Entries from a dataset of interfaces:
-- Opening Marker --
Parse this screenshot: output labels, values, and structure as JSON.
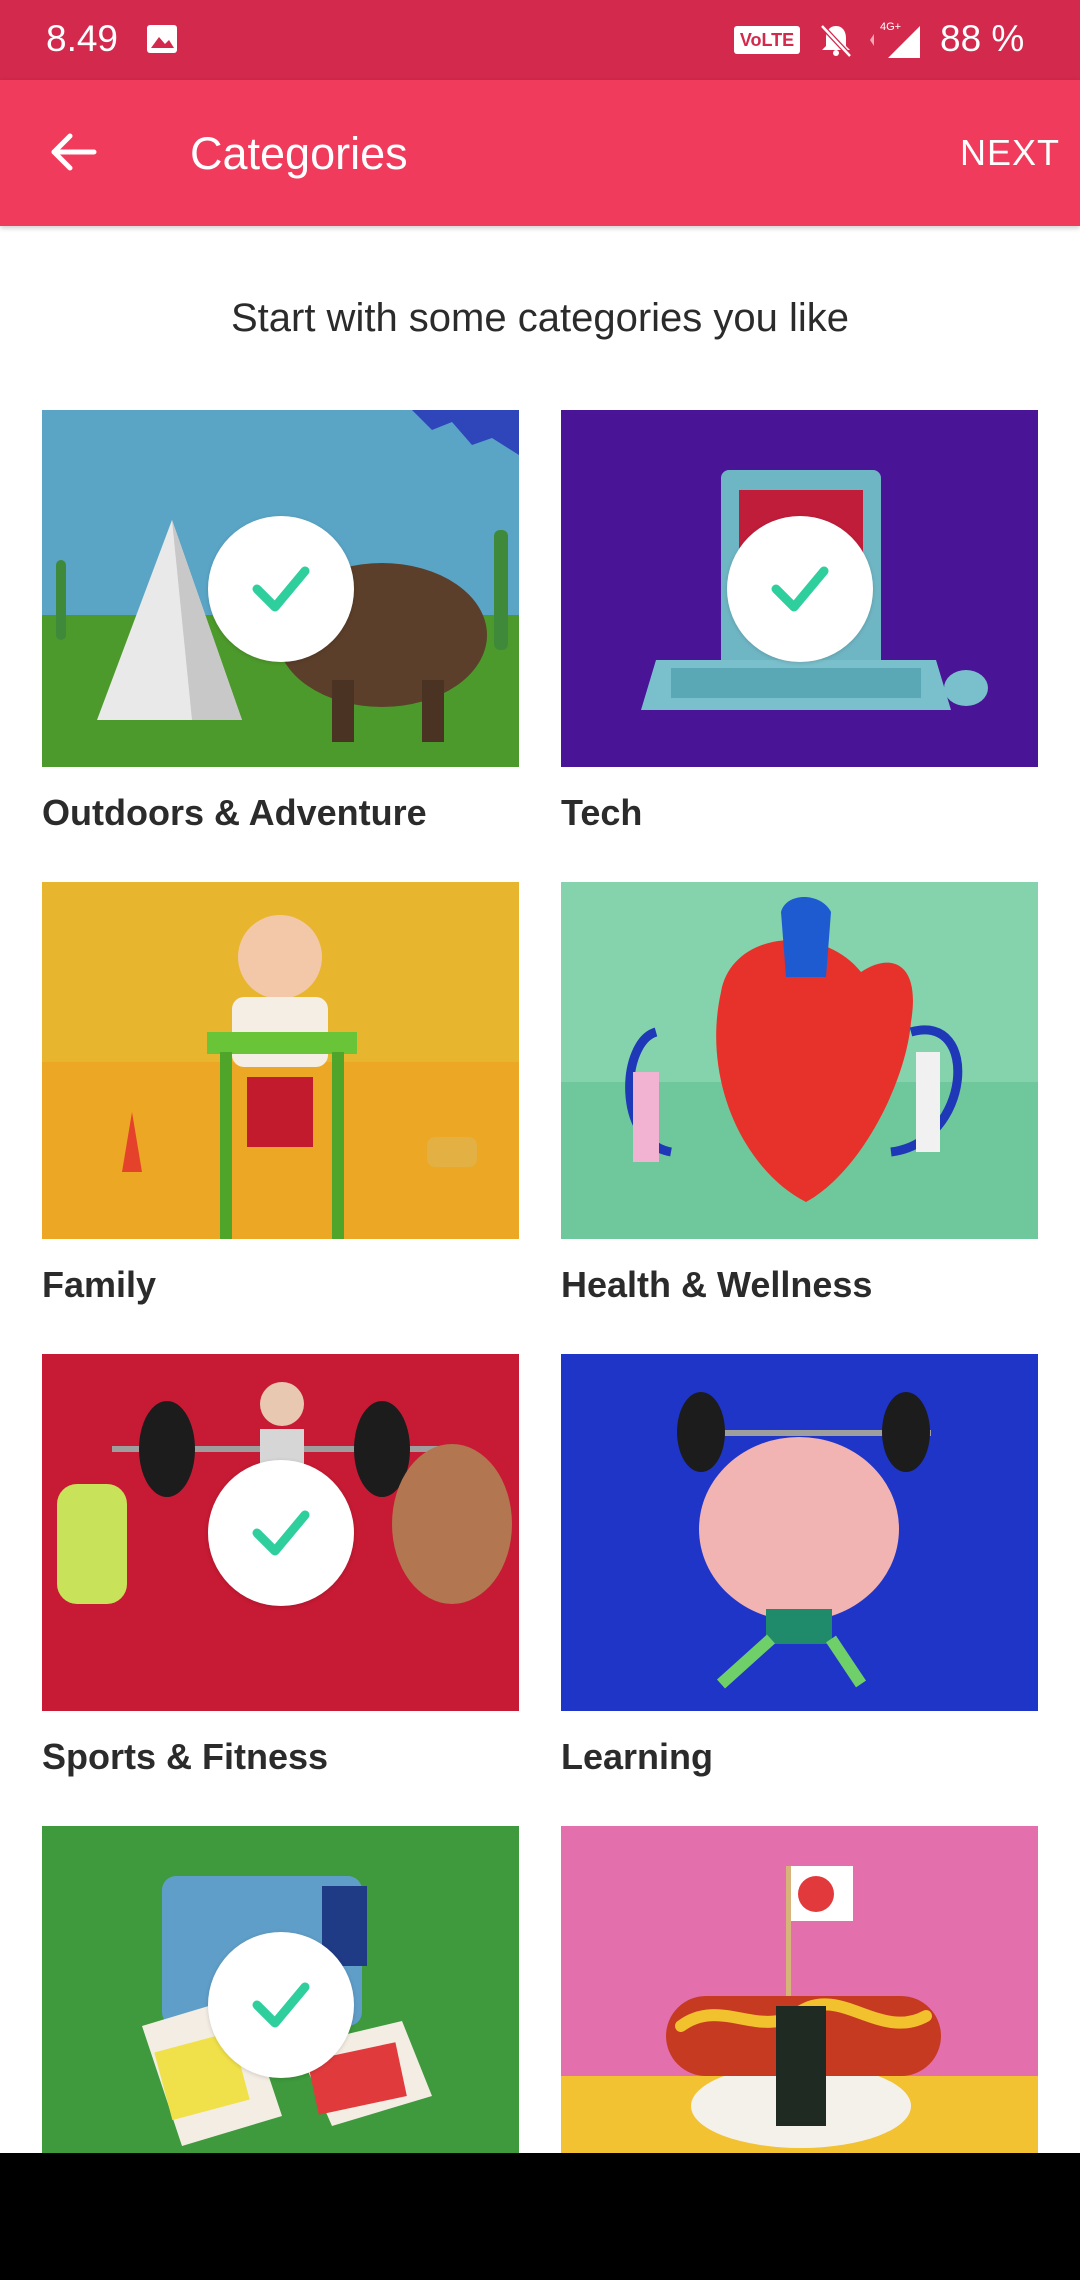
{
  "status_bar": {
    "time": "8.49",
    "volte": "VoLTE",
    "network": "4G+",
    "battery": "88 %"
  },
  "app_bar": {
    "title": "Categories",
    "next_label": "NEXT"
  },
  "subtitle": "Start with some categories you like",
  "categories": [
    {
      "label": "Outdoors & Adventure",
      "selected": true,
      "color": "#5aa5c6"
    },
    {
      "label": "Tech",
      "selected": true,
      "color": "#4a1496"
    },
    {
      "label": "Family",
      "selected": false,
      "color": "#eca824"
    },
    {
      "label": "Health & Wellness",
      "selected": false,
      "color": "#84d3ad"
    },
    {
      "label": "Sports & Fitness",
      "selected": true,
      "color": "#c71a34"
    },
    {
      "label": "Learning",
      "selected": false,
      "color": "#1f35c8"
    },
    {
      "label": "",
      "selected": true,
      "color": "#3e9a3c"
    },
    {
      "label": "",
      "selected": false,
      "color": "#e46fad"
    }
  ],
  "theme": {
    "status_bar": "#d2294d",
    "app_bar": "#f03b5c",
    "check_color": "#2ecf9d"
  }
}
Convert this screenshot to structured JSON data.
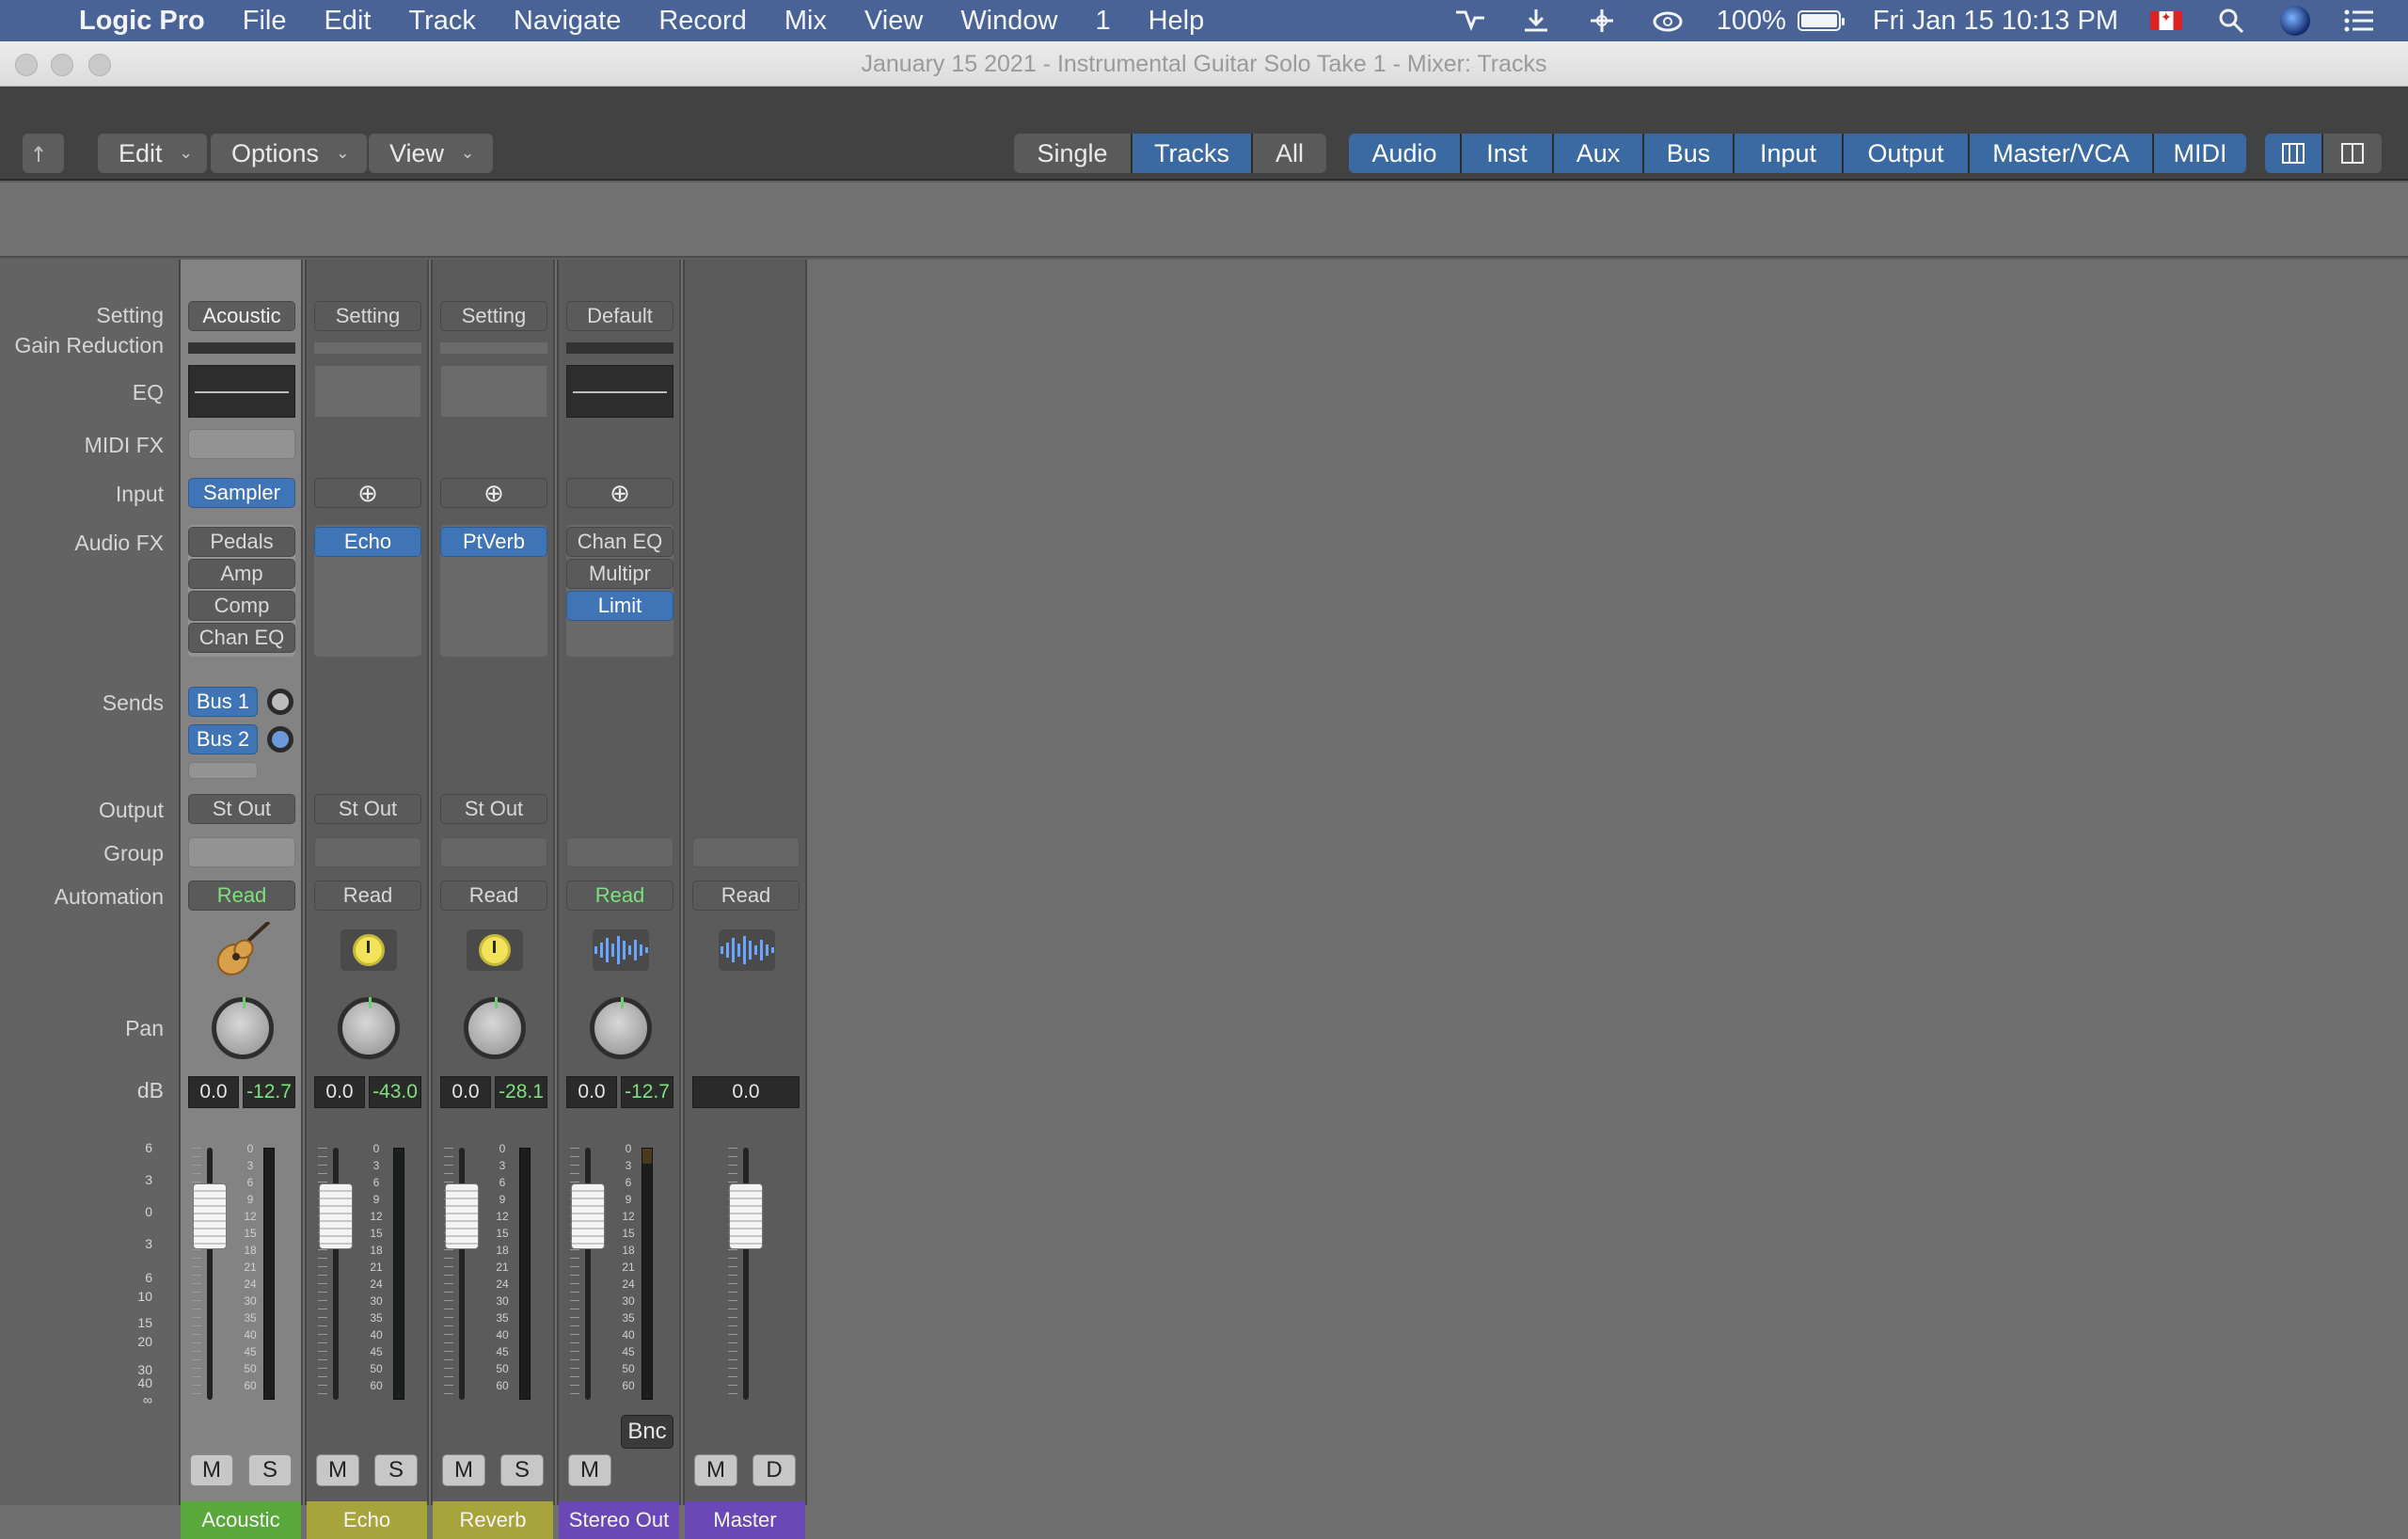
{
  "menubar": {
    "app": "Logic Pro",
    "items": [
      "File",
      "Edit",
      "Track",
      "Navigate",
      "Record",
      "Mix",
      "View",
      "Window",
      "1",
      "Help"
    ],
    "battery": "100%",
    "clock": "Fri Jan 15  10:13 PM"
  },
  "window": {
    "title": "January 15 2021 - Instrumental Guitar Solo Take 1 - Mixer: Tracks"
  },
  "toolbar": {
    "back_icon": "back-arrow-icon",
    "edit": "Edit",
    "options": "Options",
    "view": "View",
    "view_modes": [
      "Single",
      "Tracks",
      "All"
    ],
    "active_view_mode": "Tracks",
    "filters": [
      "Audio",
      "Inst",
      "Aux",
      "Bus",
      "Input",
      "Output",
      "Master/VCA",
      "MIDI"
    ],
    "colors": {
      "blue": "#3b6aa3"
    }
  },
  "row_labels": {
    "setting": "Setting",
    "gain_reduction": "Gain Reduction",
    "eq": "EQ",
    "midi_fx": "MIDI FX",
    "input": "Input",
    "audio_fx": "Audio FX",
    "sends": "Sends",
    "output": "Output",
    "group": "Group",
    "automation": "Automation",
    "pan": "Pan",
    "db": "dB"
  },
  "fader_scale": [
    "6",
    "3",
    "0",
    "3",
    "6",
    "10",
    "15",
    "20",
    "30",
    "40",
    "∞"
  ],
  "meter_scale": [
    "0",
    "3",
    "6",
    "9",
    "12",
    "15",
    "18",
    "21",
    "24",
    "30",
    "35",
    "40",
    "45",
    "50",
    "60"
  ],
  "strips": [
    {
      "name": "Acoustic",
      "color": "#5aa83b",
      "setting": "Acoustic",
      "input": "Sampler",
      "audio_fx": [
        "Pedals",
        "Amp",
        "Comp",
        "Chan EQ"
      ],
      "sends": [
        "Bus 1",
        "Bus 2"
      ],
      "output": "St Out",
      "automation": "Read",
      "volume": "0.0",
      "peak": "-12.7",
      "mute": "M",
      "solo": "S"
    },
    {
      "name": "Echo",
      "color": "#a6a43a",
      "setting": "Setting",
      "input": "link",
      "audio_fx": [
        "Echo"
      ],
      "output": "St Out",
      "automation": "Read",
      "volume": "0.0",
      "peak": "-43.0",
      "mute": "M",
      "solo": "S"
    },
    {
      "name": "Reverb",
      "color": "#a6a43a",
      "setting": "Setting",
      "input": "link",
      "audio_fx": [
        "PtVerb"
      ],
      "output": "St Out",
      "automation": "Read",
      "volume": "0.0",
      "peak": "-28.1",
      "mute": "M",
      "solo": "S"
    },
    {
      "name": "Stereo Out",
      "color": "#6a48b6",
      "setting": "Default",
      "input": "link",
      "audio_fx": [
        "Chan EQ",
        "Multipr",
        "Limit"
      ],
      "automation": "Read",
      "volume": "0.0",
      "peak": "-12.7",
      "mute": "M",
      "bounce": "Bnc"
    },
    {
      "name": "Master",
      "color": "#6a48b6",
      "automation": "Read",
      "volume": "0.0",
      "mute": "M",
      "dim": "D"
    }
  ]
}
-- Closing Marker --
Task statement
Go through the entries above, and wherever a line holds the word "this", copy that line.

Exercise result
Parse this screenshot: output labels, values, and structure as JSON.
Convert this screenshot to structured JSON data.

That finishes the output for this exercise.